Price range: Sold
For sale is this rare Henry Wilson silver spoon. The terminal is designed using applied silver to form an oak tree with acorns, signifying longevity and faith, and this spoon was probably a gift at a wedding or similar occasion. The heavy gauge handle of the spoon has been flattened from about halfway up the stem to create an almost chiselled effect in the silver. The spoon is hallmarked for 1906 and a good size and gauge. Condition is excellent.
Henry Wilson (1864-1934) is a key figure in the later arts and crafts movement and as both an architect/designer and teacher. He was a leading figure in the establishment of arts and crafts style in jewellery and metalwork after c 1900. He trained such figures as John Paul Cooper and George Henry Murphy.
He was born in West Derby, Liverpool. He studied at Kidderminster School of Art, Westminster School of Art, and the Royal College of Art before training in the offices of the architects, Edward Shrewsbury (to whom an articled pupil), John Oldrid Scott and John Belcher.
From 1888 Wilson was chief assistant to John Dando Sedding and after the latter died in 1891, he completed three important London churches. Wilson shared Sedding’s belief that it was the architect’s sacred duty to unite the crafts. He embodied this principle through the immense versatility of his practice. This included some highly innovative jewellery, a fine collection of which is in the Victoria and Albert Museum.
In the mid-1890s he moved away from built structures towards creating architectural metalwork and sculpture, and spent two years in a foundry learning professional techniques. His monumental and sculptural works include: the monument to Bishop Elphinstone at King’s College, Aberdeen (c.1910–31); and Coventry Council House (1912–1920) where he decorated the council chamber with carvings based on animal and plant life, Lady Godiva, and other historical figures with associated heraldry. His reputation as an outstanding modeller, was affirmed in later life by the great bronze doors for the cathedral of St John the Divine, New York (c.1930).
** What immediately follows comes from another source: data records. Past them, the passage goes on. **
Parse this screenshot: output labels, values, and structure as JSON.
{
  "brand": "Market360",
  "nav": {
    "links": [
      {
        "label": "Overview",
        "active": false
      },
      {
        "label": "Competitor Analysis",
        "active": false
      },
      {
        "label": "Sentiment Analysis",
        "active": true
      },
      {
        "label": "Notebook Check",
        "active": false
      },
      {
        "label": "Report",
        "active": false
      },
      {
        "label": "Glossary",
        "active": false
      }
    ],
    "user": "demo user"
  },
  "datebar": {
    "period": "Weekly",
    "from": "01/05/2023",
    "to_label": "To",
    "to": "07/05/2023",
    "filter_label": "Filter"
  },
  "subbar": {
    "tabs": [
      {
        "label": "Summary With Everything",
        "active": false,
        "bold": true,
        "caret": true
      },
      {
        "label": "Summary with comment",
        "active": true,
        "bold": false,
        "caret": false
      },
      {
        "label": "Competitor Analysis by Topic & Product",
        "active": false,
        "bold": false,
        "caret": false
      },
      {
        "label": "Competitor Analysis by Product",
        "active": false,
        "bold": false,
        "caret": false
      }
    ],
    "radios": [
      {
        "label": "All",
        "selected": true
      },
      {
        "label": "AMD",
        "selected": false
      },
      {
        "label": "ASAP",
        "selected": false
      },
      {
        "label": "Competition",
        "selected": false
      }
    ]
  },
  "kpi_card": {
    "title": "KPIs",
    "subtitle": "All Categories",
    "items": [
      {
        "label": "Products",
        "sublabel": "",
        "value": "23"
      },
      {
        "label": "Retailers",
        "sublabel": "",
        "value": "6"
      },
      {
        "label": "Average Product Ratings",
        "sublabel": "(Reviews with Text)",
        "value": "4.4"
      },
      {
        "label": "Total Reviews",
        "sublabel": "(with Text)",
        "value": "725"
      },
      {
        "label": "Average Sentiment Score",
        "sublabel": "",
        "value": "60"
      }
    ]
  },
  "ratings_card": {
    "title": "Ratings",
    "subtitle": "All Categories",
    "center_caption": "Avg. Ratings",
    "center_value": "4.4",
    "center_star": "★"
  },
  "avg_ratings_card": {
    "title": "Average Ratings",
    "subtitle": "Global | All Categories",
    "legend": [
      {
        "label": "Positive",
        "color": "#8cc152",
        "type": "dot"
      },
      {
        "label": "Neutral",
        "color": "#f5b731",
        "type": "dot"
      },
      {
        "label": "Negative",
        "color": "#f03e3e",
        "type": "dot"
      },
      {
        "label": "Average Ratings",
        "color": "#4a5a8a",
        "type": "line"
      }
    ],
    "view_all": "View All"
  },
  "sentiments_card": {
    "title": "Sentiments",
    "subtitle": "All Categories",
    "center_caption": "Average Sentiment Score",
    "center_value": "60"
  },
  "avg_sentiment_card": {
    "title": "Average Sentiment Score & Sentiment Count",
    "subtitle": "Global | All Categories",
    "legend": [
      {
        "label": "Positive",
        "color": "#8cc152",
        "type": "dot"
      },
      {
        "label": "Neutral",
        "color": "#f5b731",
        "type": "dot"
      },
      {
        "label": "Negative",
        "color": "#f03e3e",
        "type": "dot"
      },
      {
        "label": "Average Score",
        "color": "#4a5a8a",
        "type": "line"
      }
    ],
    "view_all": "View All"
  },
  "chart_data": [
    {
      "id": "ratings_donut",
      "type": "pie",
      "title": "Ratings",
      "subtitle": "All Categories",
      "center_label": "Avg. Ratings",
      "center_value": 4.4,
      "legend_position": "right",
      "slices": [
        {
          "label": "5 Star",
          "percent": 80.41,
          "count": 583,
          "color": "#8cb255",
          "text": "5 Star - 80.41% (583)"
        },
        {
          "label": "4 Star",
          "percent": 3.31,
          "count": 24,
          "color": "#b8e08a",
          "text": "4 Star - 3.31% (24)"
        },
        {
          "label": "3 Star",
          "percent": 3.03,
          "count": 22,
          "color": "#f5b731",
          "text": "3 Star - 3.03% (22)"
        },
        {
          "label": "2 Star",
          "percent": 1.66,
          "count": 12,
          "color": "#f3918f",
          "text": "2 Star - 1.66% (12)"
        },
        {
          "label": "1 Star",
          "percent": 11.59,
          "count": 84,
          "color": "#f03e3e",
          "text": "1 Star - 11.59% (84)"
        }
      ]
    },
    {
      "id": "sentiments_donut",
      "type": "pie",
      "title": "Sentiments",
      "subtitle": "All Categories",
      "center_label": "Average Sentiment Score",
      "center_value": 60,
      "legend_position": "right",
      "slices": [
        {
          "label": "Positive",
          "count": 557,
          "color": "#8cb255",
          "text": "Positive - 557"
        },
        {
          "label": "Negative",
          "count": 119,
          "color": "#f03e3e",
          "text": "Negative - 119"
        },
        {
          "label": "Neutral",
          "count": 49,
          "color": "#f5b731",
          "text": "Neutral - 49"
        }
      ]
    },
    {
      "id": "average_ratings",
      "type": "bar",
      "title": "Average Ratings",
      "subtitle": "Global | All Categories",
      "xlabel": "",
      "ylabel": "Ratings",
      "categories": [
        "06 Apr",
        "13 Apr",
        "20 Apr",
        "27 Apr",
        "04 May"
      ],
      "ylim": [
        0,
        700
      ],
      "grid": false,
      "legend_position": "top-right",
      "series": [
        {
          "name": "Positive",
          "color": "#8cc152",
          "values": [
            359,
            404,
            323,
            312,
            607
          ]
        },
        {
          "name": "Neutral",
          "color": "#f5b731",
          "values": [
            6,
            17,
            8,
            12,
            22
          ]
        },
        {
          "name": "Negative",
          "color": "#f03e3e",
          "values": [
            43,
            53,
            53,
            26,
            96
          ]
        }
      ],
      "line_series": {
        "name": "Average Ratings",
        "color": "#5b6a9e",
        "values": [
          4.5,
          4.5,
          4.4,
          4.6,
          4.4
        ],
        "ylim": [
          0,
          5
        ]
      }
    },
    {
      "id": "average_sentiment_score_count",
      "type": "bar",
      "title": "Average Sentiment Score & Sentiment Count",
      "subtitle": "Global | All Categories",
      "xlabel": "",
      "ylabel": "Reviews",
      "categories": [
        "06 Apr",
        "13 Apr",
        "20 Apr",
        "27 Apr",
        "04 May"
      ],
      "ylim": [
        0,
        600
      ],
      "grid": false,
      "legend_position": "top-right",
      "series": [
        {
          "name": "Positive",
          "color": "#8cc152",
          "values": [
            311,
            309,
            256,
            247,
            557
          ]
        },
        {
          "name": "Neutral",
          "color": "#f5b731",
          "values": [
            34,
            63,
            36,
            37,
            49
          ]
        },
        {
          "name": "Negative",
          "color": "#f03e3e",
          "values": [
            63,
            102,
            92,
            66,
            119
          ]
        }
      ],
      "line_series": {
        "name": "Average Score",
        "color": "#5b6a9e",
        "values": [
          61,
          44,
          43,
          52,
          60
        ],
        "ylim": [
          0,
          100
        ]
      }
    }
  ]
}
Wilson was also a committed teacher and was associated with W. R. Lethaby at the Central School of Arts and Crafts and at the Royal College of Art. From 1896 to 1901 he was the first editor of the ‘Architectural Review’. He retired to Paris on the early 1920s and died in some poverty in Menton, France
Any silver metalwork by Wilson is rare and I have seen only two other spoons by him.
Maker: Henry Wilson
Designer: Henry Wilson
Date : 1906
Marks: HW, London, “l”
Size: Length 18 cm
Weight: 55 grams. 1.9 oz